So, without police, who protects us? It’s a question regularly asked in today’s politics amid the calls from some activists, organizations, and politicians to defund and abolish the police.
Executive Director of the National Black Justice Coalition, David Johns, who was thanked directly in NYC Pride’s statement, called out the privilege of this question.
“This response is reflective of how white supremacy works,” he said. “It’s reflective of individuals who have, or think that they have, benefited from an increase in police presence, [but] an increase in police presence is not indicative of lesser crimes. [There have] always been ways to make communities safer that don’t look like [what] American capitalist colonialist [police] are empowered to do, in particular in non-white queer spaces … Police get resources to do things they aren’t equipped to do.”
Walker noted that the Reclaim Pride Coalition has “had two unpoliced Queer Liberation Marches with no cops and the only instances of violence to occur were from the NYPD.”
Still, today in the U.S., mass shootings and white supremacist terrorism are horrifyingly common.
On June 12, 2016, just hours after the horrific shooting at Pulse Nightclub in Orlando, a man was arrested by Santa Monica police with a car full of guns on his way to Los Angeles Pride. Thankfully, the Pride event continued without incident. In the absolute worst-case scenario of a bomb or mass shooter, Walker raises the point that the NYPD’s usual structure of barricades kettles people in, making it hard if not impossible to run to safety.
NYPD will likely be just one block away, but not participating in the parade.

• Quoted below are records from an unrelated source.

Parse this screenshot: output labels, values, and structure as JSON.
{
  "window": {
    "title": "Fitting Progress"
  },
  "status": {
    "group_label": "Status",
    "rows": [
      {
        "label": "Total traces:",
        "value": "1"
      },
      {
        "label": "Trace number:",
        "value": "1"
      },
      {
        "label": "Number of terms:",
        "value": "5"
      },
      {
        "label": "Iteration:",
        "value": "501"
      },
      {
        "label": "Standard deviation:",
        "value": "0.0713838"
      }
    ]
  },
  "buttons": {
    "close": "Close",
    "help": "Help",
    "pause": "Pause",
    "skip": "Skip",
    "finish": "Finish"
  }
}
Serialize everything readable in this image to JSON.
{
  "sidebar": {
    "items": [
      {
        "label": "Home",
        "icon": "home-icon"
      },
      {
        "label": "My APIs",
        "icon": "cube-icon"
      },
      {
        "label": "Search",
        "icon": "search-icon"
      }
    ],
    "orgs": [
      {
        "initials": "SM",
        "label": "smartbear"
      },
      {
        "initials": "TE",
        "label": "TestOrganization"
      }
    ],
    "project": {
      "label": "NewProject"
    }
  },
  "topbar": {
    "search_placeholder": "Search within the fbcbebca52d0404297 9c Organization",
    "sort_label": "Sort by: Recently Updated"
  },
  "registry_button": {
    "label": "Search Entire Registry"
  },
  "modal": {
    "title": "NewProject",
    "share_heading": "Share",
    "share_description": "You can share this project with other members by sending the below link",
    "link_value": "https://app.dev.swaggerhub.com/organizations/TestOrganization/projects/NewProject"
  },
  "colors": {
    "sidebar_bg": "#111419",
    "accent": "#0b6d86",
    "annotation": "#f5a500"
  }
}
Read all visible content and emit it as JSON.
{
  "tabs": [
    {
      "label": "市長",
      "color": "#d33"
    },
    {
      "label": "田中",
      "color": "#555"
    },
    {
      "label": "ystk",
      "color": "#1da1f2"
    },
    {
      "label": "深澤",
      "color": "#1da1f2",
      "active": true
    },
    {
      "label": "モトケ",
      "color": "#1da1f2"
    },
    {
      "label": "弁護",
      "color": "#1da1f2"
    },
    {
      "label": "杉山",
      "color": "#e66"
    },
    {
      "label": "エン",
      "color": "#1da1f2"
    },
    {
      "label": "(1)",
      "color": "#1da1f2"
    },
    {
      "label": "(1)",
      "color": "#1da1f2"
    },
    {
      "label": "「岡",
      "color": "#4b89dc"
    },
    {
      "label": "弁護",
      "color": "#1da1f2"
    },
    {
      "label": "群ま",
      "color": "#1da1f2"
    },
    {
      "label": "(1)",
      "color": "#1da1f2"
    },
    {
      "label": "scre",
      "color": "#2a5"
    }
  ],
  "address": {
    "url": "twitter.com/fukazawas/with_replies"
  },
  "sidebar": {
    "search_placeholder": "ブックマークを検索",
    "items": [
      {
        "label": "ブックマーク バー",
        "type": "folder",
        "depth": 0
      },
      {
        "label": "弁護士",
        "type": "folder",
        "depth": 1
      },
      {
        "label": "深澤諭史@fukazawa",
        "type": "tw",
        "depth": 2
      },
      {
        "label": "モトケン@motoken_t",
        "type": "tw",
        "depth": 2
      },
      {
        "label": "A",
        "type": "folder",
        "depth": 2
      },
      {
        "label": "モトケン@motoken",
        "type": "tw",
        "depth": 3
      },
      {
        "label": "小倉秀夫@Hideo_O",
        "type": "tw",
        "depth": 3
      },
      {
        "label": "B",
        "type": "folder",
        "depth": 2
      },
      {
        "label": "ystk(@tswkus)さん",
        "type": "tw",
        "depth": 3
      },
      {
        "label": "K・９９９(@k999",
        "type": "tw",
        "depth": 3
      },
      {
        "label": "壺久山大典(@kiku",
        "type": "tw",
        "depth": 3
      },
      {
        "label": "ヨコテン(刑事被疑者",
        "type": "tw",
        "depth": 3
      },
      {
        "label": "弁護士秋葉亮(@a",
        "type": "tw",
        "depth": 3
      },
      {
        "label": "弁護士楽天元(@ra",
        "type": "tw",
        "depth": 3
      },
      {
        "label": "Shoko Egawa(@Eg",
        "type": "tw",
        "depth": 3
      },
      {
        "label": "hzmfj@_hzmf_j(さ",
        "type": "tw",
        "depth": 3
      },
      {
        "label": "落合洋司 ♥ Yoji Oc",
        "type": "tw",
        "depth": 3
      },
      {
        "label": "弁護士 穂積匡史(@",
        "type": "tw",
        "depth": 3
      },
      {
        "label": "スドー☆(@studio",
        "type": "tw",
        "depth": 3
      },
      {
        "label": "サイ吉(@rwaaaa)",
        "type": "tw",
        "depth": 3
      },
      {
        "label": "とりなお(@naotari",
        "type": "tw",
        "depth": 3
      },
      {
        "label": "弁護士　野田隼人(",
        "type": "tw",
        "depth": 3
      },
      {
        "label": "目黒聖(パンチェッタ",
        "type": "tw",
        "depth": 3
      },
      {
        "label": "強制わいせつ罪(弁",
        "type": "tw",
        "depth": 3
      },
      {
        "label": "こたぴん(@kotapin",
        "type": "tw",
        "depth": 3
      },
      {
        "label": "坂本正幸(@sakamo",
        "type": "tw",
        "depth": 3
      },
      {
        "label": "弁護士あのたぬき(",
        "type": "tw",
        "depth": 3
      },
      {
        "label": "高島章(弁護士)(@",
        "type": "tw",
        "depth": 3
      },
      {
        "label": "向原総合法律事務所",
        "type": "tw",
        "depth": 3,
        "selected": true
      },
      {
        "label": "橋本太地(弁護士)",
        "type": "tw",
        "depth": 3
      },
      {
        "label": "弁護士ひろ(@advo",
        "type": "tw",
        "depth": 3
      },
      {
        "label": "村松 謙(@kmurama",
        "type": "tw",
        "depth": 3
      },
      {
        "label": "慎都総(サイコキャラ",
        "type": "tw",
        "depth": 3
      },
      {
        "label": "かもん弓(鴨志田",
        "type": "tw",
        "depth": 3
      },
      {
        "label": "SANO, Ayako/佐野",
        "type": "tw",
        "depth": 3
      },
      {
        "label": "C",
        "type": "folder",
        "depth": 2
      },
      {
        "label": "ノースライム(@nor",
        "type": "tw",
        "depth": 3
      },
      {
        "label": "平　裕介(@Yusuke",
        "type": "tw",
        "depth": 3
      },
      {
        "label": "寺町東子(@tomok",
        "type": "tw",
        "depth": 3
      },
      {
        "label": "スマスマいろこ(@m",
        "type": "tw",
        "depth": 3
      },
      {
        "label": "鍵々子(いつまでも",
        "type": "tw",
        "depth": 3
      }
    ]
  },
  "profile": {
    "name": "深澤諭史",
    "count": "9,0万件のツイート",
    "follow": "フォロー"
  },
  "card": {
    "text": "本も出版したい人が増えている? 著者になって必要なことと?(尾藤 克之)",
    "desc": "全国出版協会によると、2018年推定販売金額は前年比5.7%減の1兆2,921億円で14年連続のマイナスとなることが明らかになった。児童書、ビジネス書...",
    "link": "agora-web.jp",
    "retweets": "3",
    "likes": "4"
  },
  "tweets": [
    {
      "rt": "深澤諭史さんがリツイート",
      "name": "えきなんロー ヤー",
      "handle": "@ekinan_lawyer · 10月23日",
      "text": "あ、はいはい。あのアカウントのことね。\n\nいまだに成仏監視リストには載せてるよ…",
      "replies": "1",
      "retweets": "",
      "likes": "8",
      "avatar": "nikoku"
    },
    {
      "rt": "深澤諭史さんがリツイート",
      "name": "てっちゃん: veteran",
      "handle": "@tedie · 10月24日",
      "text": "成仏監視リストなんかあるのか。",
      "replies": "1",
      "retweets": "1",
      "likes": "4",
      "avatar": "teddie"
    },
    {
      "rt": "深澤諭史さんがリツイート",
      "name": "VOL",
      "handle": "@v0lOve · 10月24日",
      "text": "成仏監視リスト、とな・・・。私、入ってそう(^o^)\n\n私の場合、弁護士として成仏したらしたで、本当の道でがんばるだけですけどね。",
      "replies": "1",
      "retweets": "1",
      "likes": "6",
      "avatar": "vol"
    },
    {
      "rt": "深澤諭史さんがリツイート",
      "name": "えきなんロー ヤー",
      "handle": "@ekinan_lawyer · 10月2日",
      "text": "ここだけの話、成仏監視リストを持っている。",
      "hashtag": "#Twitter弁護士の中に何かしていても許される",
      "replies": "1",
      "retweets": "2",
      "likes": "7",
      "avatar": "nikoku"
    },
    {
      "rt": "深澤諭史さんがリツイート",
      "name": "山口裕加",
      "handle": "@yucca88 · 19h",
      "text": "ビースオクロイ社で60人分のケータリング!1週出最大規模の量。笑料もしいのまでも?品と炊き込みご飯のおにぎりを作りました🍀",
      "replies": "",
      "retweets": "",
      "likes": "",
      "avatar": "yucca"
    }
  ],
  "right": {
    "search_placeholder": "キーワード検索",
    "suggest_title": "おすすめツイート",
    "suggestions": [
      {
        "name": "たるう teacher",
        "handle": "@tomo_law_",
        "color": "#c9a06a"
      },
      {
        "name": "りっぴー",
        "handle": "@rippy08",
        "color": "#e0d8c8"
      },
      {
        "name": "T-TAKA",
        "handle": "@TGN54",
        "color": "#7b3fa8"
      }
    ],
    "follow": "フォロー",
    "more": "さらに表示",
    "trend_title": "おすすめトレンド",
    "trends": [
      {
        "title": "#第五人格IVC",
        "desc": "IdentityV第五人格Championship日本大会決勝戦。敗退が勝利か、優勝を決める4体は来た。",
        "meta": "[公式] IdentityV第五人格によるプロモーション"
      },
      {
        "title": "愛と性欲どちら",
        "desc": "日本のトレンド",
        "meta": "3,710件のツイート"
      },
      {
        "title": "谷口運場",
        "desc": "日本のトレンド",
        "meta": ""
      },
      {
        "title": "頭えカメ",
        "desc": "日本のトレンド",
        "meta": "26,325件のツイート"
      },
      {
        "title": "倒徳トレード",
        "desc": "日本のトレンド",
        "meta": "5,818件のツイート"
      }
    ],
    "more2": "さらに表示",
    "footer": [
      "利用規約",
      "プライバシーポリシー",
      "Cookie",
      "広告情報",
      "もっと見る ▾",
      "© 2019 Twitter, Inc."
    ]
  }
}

NYC Pride’s statement explains that security will be handled by “trained private security, community leaders, and volunteers” and that the NYPD can intervene in cases of absolute emergency.
Walker noted that private security firms can often contain former cops, some of whom might have been kicked off the force for any number of reasons.
Some questions remain about how NYC Pride will structure the parade in terms of contingents, barricades, and physical placement of security.
“The irony is that the two entities who are responsible for the dramatic shift, [NYC] Pride and NYPD, worked in concert for years to create the over-corporate, over-produced, over-barricaded Pride, and now those groups have seemingly divorced themselves,” Walker said. “We’ll see if it’s just a trial separation.”